INSTRUCTIONS TO FOLLOW: List each line of the data in which the string "product" appears.

(Excerpts from an interface dataset)

::::::::::

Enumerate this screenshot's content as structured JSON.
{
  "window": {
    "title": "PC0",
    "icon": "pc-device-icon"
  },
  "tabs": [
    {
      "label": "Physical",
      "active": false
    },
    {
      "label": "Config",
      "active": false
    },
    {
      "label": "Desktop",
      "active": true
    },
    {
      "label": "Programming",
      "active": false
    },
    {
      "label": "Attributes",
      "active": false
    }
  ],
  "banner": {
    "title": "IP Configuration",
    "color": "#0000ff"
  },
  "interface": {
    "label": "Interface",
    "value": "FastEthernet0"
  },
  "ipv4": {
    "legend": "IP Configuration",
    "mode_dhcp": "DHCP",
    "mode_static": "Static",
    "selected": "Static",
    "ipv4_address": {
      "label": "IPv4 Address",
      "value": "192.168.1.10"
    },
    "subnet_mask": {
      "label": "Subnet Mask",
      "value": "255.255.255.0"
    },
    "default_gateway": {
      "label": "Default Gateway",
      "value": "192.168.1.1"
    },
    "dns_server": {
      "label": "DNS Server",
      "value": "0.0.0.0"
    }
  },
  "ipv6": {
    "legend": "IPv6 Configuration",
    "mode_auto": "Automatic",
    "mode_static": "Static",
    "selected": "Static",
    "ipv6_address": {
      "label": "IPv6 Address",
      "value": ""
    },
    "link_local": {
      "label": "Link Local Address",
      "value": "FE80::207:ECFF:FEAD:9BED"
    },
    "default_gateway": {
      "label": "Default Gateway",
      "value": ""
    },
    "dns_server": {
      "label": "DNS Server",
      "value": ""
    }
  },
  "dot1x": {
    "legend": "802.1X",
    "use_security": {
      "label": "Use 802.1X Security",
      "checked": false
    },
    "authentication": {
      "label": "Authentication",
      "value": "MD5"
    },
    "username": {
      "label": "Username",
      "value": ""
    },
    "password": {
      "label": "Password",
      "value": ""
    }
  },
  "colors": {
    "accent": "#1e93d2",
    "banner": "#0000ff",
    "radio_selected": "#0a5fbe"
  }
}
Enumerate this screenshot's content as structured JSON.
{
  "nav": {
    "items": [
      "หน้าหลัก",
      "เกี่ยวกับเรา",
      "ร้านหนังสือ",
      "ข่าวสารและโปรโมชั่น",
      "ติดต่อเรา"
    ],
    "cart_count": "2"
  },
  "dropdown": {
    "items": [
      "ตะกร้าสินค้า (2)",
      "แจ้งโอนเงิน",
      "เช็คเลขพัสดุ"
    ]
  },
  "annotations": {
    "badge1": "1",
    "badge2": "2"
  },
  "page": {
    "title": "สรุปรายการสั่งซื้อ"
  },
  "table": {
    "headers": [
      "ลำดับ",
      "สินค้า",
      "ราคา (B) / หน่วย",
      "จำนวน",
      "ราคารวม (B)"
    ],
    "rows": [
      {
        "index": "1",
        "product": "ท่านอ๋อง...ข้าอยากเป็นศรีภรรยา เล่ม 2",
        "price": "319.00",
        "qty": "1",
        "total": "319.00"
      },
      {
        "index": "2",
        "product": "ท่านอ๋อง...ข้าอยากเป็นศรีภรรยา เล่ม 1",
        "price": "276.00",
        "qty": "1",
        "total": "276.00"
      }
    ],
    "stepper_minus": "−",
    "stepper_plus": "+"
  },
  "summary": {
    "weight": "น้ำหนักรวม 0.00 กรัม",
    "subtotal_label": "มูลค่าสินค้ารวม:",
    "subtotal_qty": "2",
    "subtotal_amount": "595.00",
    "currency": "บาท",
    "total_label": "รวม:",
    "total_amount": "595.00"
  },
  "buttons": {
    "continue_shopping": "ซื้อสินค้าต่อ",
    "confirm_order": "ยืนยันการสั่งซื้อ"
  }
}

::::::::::

THE ANSWER:
        "product": "ท่านอ๋อง...ข้าอยากเป็นศรีภรรยา เล่ม 2",
        "product": "ท่านอ๋อง...ข้าอยากเป็นศรีภรรยา เล่ม 1",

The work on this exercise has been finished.